= Task requirements =
Pick every line from the data that holds the word "name".

= App and web page records =
-*-*-

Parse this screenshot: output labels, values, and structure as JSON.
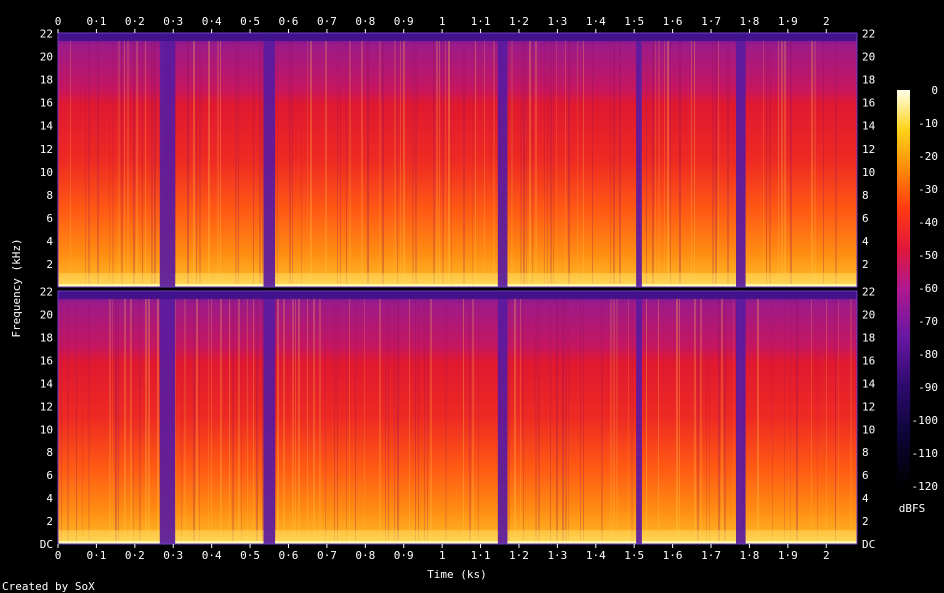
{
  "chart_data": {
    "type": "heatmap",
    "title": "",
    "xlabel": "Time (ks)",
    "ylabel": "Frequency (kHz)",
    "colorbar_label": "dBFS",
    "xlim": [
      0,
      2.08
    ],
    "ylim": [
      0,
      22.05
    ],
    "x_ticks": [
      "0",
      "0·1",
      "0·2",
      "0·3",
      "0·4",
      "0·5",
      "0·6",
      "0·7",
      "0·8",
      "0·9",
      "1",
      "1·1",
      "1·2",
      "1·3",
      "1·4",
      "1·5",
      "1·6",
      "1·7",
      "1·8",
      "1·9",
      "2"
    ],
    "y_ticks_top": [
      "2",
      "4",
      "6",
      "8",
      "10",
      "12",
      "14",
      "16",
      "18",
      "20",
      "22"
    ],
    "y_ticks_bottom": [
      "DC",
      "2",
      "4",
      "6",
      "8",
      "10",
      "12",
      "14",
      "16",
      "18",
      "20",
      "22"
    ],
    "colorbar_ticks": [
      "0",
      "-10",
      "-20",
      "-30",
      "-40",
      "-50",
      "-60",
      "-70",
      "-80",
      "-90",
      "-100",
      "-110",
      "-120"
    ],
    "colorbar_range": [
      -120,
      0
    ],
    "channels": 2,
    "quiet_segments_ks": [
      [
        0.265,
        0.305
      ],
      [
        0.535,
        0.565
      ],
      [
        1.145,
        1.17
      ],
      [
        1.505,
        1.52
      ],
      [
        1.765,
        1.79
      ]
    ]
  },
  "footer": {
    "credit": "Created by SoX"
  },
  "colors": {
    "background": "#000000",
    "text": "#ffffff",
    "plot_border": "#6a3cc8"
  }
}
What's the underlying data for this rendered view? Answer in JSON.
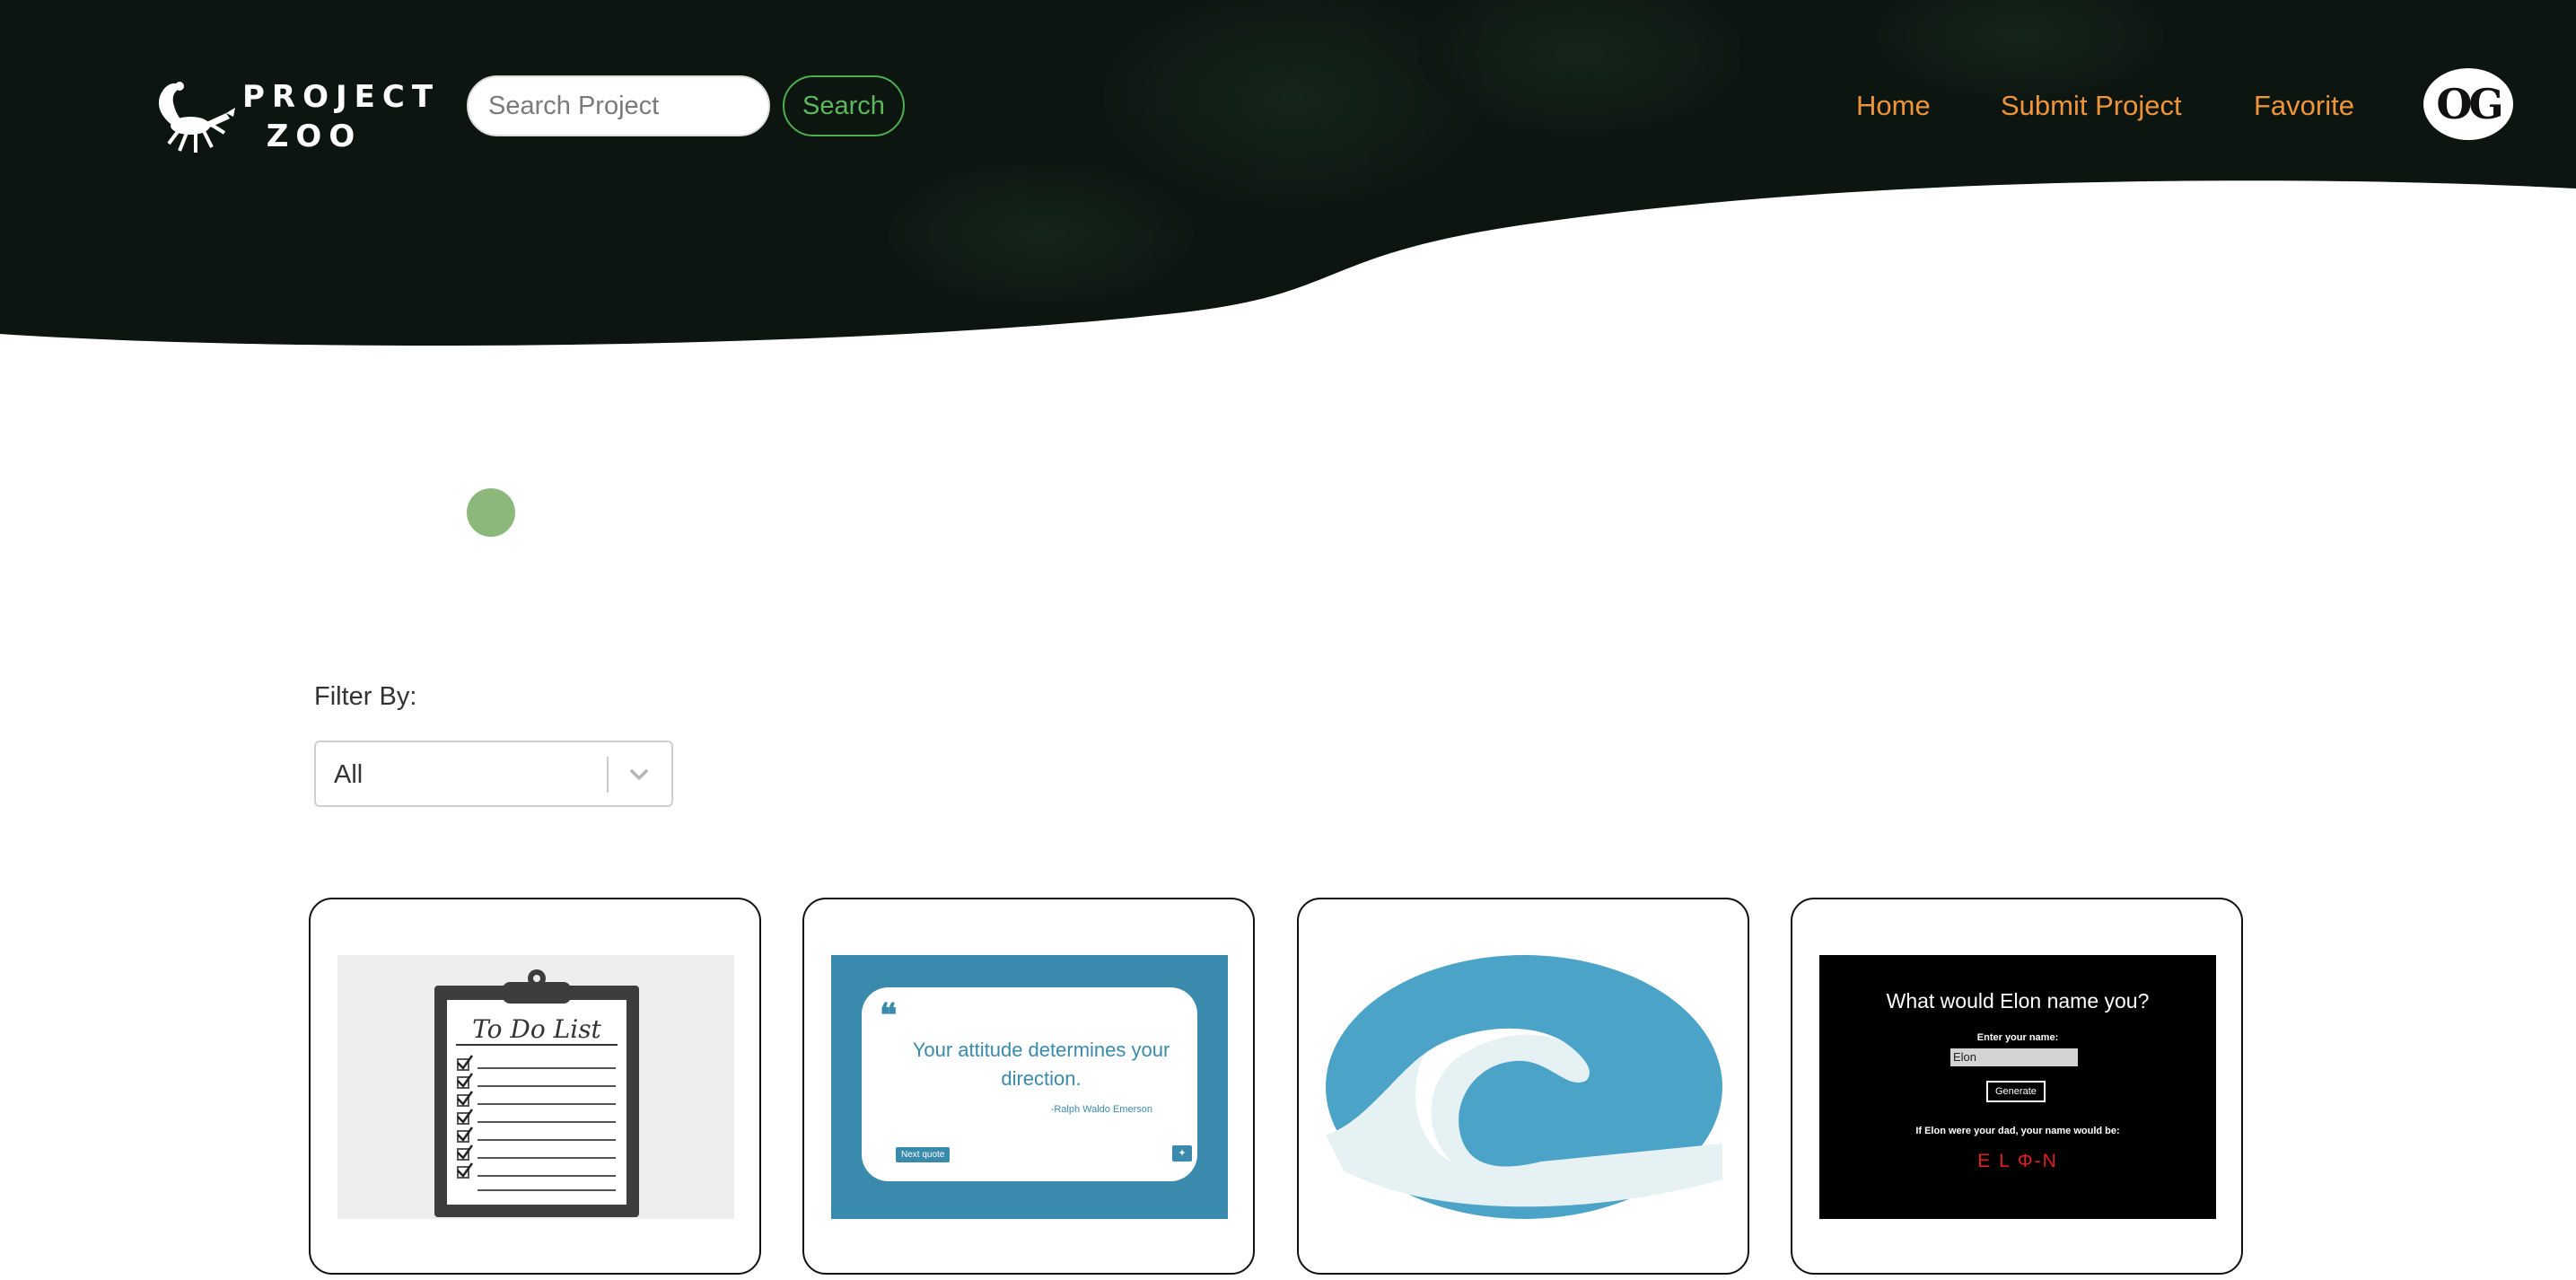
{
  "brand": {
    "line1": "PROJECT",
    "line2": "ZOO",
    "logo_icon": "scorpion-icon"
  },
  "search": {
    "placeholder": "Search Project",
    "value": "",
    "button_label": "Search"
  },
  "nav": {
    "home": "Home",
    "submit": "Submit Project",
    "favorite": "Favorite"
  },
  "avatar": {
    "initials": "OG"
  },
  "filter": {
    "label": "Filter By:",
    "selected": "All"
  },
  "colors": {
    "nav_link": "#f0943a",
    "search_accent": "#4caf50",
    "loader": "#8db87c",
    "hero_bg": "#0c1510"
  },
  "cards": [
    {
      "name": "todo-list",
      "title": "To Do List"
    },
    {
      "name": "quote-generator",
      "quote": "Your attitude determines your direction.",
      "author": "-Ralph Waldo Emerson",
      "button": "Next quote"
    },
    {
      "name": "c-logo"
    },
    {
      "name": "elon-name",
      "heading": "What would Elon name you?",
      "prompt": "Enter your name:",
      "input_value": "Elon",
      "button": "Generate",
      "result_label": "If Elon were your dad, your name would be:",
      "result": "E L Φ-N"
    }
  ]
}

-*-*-

= Response area =
      "name": "todo-list",
      "name": "quote-generator",
      "name": "c-logo"
      "name": "elon-name",
      "heading": "What would Elon name you?",
      "prompt": "Enter your name:",
      "result_label": "If Elon were your dad, your name would be:",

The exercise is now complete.